» Supplied information:
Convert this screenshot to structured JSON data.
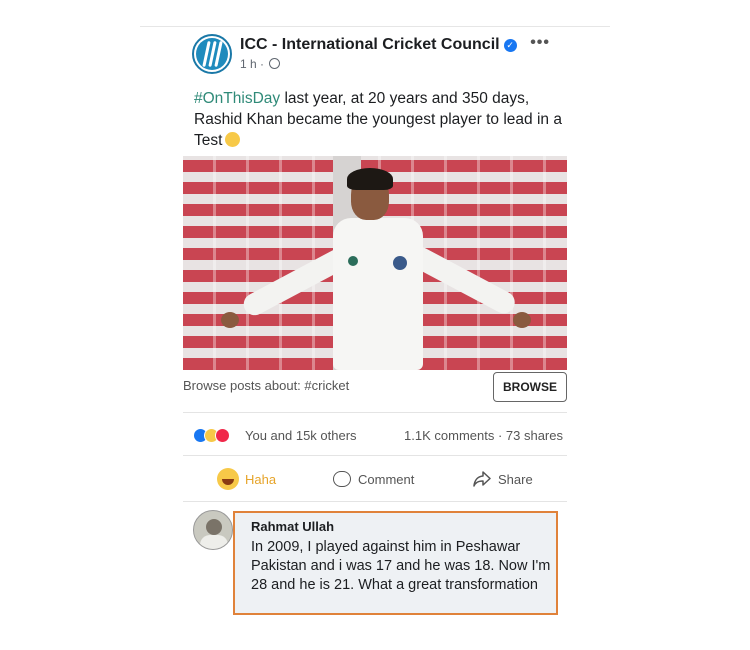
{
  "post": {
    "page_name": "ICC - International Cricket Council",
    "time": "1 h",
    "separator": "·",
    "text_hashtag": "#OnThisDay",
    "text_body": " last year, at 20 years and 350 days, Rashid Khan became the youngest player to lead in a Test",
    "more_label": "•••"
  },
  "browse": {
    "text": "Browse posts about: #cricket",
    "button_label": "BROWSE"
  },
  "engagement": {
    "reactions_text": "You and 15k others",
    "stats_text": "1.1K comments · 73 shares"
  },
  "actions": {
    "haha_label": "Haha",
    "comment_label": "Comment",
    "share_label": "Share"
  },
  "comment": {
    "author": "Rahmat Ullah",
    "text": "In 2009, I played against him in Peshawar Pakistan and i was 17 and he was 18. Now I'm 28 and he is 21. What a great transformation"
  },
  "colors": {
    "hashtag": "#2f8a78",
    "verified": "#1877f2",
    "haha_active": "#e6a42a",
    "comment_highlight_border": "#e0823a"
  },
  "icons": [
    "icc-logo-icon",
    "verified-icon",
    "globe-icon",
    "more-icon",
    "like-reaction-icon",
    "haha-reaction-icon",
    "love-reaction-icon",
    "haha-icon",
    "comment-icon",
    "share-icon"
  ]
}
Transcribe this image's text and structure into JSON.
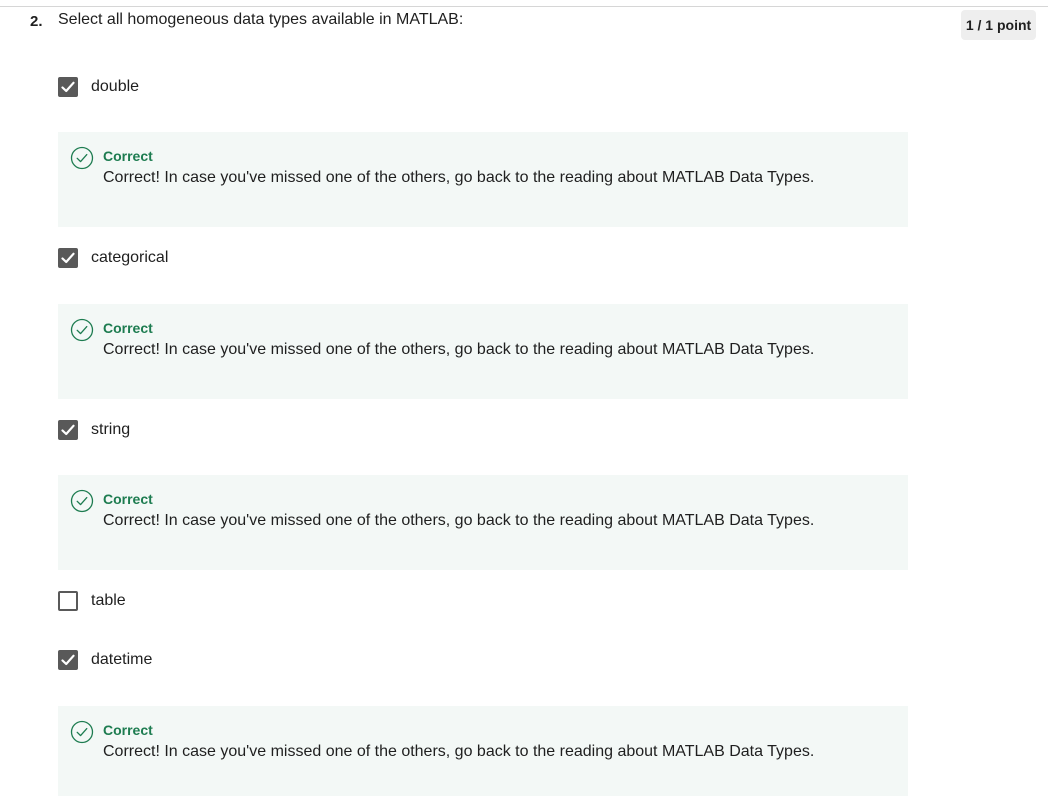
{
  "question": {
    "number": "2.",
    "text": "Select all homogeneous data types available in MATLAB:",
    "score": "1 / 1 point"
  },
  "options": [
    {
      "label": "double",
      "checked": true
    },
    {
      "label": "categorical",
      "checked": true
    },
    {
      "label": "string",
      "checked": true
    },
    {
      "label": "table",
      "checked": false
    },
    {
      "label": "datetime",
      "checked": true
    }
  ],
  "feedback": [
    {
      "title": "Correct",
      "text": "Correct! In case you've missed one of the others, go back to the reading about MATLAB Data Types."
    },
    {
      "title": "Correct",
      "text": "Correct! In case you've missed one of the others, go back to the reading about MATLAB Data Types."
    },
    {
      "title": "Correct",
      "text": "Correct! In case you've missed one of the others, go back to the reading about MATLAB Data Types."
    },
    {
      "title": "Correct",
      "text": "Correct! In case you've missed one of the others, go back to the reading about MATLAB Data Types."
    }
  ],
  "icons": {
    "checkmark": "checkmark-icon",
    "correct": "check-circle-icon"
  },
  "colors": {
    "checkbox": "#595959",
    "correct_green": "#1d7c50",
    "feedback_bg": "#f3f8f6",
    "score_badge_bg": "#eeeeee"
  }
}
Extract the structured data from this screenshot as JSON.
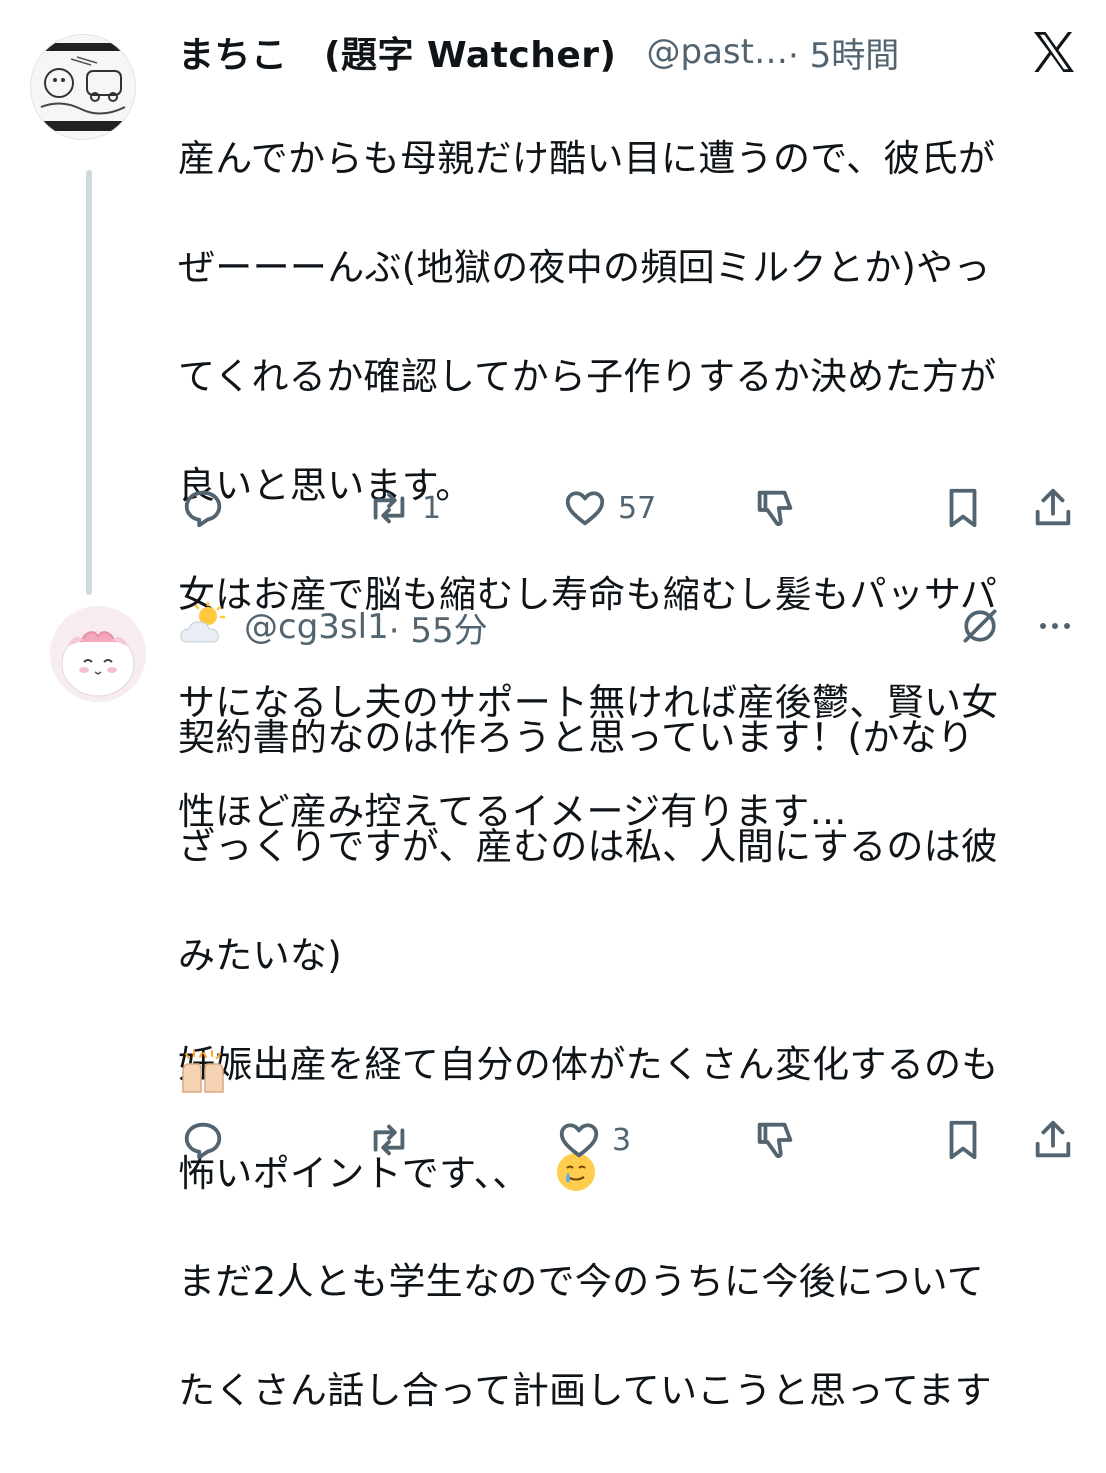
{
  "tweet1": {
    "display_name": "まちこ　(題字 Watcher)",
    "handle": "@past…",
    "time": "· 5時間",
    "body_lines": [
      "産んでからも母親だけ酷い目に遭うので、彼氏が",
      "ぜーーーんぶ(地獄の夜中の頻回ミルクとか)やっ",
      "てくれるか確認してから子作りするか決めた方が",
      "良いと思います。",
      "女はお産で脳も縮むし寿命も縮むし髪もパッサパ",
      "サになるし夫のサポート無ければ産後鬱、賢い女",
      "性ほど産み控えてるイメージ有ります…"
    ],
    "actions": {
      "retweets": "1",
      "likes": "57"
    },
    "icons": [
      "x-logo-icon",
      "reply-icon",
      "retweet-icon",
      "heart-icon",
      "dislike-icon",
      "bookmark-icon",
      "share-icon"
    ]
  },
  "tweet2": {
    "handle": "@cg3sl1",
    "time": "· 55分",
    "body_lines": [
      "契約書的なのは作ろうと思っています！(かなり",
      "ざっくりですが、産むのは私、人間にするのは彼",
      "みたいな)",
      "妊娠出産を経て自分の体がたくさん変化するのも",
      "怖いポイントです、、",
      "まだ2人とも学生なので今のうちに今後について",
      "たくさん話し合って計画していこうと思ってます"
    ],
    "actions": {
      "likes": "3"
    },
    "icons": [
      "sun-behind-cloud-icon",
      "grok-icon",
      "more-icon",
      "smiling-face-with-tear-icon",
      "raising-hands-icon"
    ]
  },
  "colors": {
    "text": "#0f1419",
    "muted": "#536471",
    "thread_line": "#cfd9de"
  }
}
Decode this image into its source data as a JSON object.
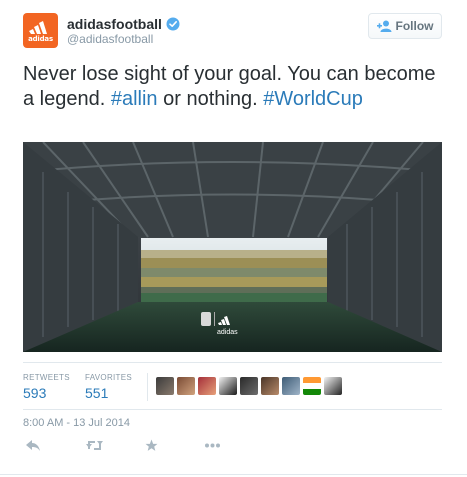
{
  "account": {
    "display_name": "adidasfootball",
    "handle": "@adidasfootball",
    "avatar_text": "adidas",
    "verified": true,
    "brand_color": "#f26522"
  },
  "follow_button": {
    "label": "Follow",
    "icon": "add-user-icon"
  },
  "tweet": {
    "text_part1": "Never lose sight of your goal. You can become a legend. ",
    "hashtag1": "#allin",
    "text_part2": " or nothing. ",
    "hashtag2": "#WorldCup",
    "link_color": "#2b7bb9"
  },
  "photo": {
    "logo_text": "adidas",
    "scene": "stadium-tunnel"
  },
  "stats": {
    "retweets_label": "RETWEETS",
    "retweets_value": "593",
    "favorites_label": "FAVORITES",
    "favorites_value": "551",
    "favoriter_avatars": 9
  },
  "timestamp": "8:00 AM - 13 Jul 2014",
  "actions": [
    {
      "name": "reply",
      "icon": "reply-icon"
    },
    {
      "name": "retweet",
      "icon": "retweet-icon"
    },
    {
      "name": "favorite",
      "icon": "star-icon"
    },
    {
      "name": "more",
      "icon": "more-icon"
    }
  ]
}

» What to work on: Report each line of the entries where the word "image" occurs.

» Response to this exercise:
Transcribe this image's text and structure into JSON.
Decode this image into its source data as a JSON object.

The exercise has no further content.